In the last month or so, ever since the State Bank of India was compelled by the Supreme Court of India to release information on donations via electoral bonds to political parties, emerging details have only confirmed the worst fears of naysayers in regulatory and policy-making institutions about the scheme before it was introduced by the Bharatiya Janata Party (BJP)-led government in 2018. A joint investigation that included The Hindu found that at least 33 companies that had aggregate losses of over ₹1 lakh crore from 2016-17 to 2022-23 had donated close to ₹582 crore, of which 75% went to the ruling BJP. Loss-making companies were donating substantial sums; profit-making firms were making donations exceeding their aggregate profits; some donor firms were not reporting data on net profits or direct taxes; some newly incorporated firms were making donations before the stipulated three-year period (after being formed) — the list of the rule-breaking and suspect sources of funding is significantly large. The nature of these donations raises several questions. Were these loss-making firms fronts to launder money? Were the firms that did not report profit/losses shell companies? Were donor firms that made significant profits — but did not pay net direct taxes in aggregate for a significantly long period — engaged in tax evasion? These supplement other questions raised earlier — was the fact that a number of firms, under investigation by agencies such as the Enforcement Directorate and the Income-Tax Department, were significant donors for the ruling party, an indication that these agencies were being used as a means to ensure quid pro quo?

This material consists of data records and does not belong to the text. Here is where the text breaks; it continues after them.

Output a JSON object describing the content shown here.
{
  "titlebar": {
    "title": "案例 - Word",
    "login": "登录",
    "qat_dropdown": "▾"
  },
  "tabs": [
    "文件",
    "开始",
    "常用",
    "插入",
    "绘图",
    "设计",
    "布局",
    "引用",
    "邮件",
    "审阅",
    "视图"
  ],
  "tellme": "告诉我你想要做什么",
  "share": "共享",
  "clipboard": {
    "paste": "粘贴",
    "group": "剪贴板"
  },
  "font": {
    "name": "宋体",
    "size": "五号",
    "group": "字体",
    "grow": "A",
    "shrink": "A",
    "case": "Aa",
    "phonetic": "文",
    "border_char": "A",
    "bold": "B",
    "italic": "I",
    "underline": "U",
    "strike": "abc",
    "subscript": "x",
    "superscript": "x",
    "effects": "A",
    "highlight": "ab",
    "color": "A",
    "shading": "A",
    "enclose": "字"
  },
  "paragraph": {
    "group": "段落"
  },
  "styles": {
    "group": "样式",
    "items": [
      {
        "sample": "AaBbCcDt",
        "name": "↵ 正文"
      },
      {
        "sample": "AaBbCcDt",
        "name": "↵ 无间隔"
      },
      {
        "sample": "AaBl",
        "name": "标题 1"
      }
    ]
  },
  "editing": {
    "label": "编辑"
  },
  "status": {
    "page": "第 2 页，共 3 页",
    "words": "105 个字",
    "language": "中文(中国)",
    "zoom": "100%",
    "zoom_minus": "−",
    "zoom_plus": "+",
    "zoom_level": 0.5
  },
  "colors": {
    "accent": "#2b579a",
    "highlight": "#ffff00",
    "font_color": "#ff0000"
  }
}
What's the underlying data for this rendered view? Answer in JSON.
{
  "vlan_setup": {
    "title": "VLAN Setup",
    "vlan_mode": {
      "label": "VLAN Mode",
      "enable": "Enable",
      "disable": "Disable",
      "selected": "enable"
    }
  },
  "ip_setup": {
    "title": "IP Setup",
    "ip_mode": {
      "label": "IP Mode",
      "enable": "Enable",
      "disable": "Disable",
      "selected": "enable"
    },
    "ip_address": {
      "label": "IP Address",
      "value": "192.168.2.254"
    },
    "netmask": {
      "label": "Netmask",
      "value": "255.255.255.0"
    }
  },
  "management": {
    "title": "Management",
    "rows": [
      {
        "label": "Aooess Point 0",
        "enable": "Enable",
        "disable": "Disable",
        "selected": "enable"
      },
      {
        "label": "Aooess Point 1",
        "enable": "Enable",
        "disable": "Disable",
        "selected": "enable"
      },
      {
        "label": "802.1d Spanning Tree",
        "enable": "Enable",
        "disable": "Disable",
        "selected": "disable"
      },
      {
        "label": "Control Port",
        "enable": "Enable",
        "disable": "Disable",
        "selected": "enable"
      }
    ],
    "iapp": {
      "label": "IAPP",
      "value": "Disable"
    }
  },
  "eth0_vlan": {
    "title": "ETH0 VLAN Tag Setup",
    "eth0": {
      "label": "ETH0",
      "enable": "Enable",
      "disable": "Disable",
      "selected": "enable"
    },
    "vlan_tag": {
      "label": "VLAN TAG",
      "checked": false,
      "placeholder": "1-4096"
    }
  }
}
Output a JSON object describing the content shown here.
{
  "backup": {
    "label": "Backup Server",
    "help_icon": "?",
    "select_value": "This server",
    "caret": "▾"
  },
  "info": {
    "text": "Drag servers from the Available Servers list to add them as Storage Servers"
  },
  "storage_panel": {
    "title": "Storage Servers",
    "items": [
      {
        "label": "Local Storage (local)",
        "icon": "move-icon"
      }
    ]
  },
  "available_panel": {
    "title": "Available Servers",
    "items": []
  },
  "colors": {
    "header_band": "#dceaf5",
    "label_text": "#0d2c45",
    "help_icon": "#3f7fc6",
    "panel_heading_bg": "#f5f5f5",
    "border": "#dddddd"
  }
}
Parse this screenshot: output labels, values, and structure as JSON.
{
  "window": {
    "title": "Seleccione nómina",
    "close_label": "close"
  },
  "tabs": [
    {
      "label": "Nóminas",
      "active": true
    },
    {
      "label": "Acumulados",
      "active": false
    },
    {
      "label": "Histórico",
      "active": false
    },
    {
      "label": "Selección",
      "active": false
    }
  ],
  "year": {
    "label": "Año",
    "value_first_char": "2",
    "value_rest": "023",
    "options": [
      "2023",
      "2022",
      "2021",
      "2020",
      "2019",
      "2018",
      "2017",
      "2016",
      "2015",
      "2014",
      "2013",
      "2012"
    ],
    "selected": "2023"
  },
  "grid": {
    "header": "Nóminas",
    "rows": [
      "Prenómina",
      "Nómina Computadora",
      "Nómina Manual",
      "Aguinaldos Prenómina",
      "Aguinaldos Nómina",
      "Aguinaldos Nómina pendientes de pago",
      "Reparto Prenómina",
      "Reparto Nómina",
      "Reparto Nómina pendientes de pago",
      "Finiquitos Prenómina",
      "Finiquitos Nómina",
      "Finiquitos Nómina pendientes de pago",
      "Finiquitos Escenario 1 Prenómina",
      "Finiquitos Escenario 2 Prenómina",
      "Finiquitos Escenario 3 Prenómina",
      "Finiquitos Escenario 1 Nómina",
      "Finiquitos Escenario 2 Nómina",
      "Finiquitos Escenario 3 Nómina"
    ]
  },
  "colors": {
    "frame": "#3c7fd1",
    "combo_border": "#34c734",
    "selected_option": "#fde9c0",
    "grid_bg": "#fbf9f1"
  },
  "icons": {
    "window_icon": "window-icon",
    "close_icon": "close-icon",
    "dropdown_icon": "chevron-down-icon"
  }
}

Reserve Bank of India and Election Commission of India officials were emphatic in their apprehensions that the bonds scheme could be utilised in money laundering and tax evasion. Yet, the Union Finance Ministry went ahead with the scheme. In the five and a half years of its operation, thousands of crores were encashed by political parties via electoral bonds, with the BJP receiving the lion’s share. While the Court must be lauded for ending an opaque scheme with serious issues, the fact that large amounts were donated from dubious sources before every election is an indictment of the nature of campaign financing in place during this period. With the polity in India busy campaigning for the general election, it is up to the electorate to assess the effects of the electoral bonds scheme. But, more importantly, once the election is over and governance takes over, Parliament and the regulatory institutions must conduct a thorough investigation into the nature of donations and whether the donors and recipients broke laws. The judiciary must prod these institutions. A clean-up of campaign and electoral financing is a must for a healthy democracy.